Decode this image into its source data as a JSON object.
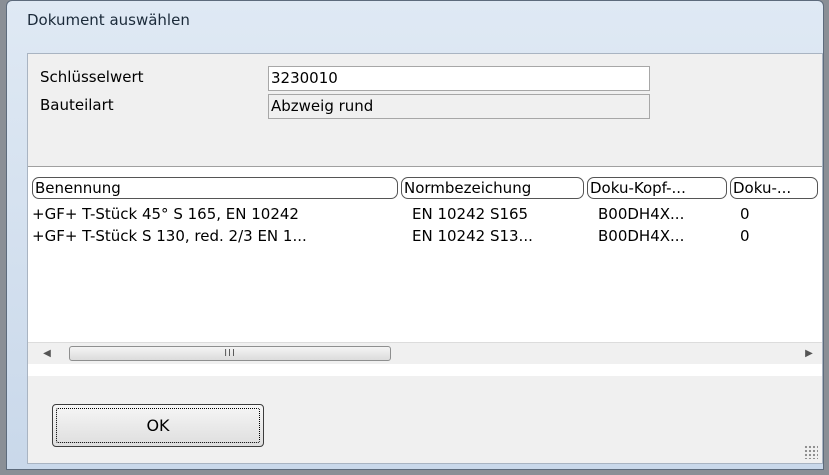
{
  "window": {
    "title": "Dokument auswählen"
  },
  "form": {
    "key_label": "Schlüsselwert",
    "key_value": "3230010",
    "type_label": "Bauteilart",
    "type_value": "Abzweig rund"
  },
  "table": {
    "columns": [
      "Benennung",
      "Normbezeichung",
      "Doku-Kopf-...",
      "Doku-..."
    ],
    "rows": [
      [
        "+GF+ T-Stück 45° S 165, EN 10242",
        "EN 10242 S165",
        "B00DH4X...",
        "0"
      ],
      [
        "+GF+ T-Stück S 130, red. 2/3 EN 1...",
        "EN 10242 S13...",
        "B00DH4X...",
        "0"
      ]
    ]
  },
  "scrollbar": {
    "thumb_grip": "III",
    "left_arrow": "◀",
    "right_arrow": "▶"
  },
  "buttons": {
    "ok": "OK"
  }
}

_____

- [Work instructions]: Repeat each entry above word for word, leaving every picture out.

- [Task output]:
Decode this image into its source data as a JSON object.
{
  "window": {
    "title": "Dokument auswählen"
  },
  "form": {
    "key_label": "Schlüsselwert",
    "key_value": "3230010",
    "type_label": "Bauteilart",
    "type_value": "Abzweig rund"
  },
  "table": {
    "columns": [
      "Benennung",
      "Normbezeichung",
      "Doku-Kopf-...",
      "Doku-..."
    ],
    "rows": [
      [
        "+GF+ T-Stück 45° S 165, EN 10242",
        "EN 10242 S165",
        "B00DH4X...",
        "0"
      ],
      [
        "+GF+ T-Stück S 130, red. 2/3 EN 1...",
        "EN 10242 S13...",
        "B00DH4X...",
        "0"
      ]
    ]
  },
  "scrollbar": {
    "thumb_grip": "III",
    "left_arrow": "◀",
    "right_arrow": "▶"
  },
  "buttons": {
    "ok": "OK"
  }
}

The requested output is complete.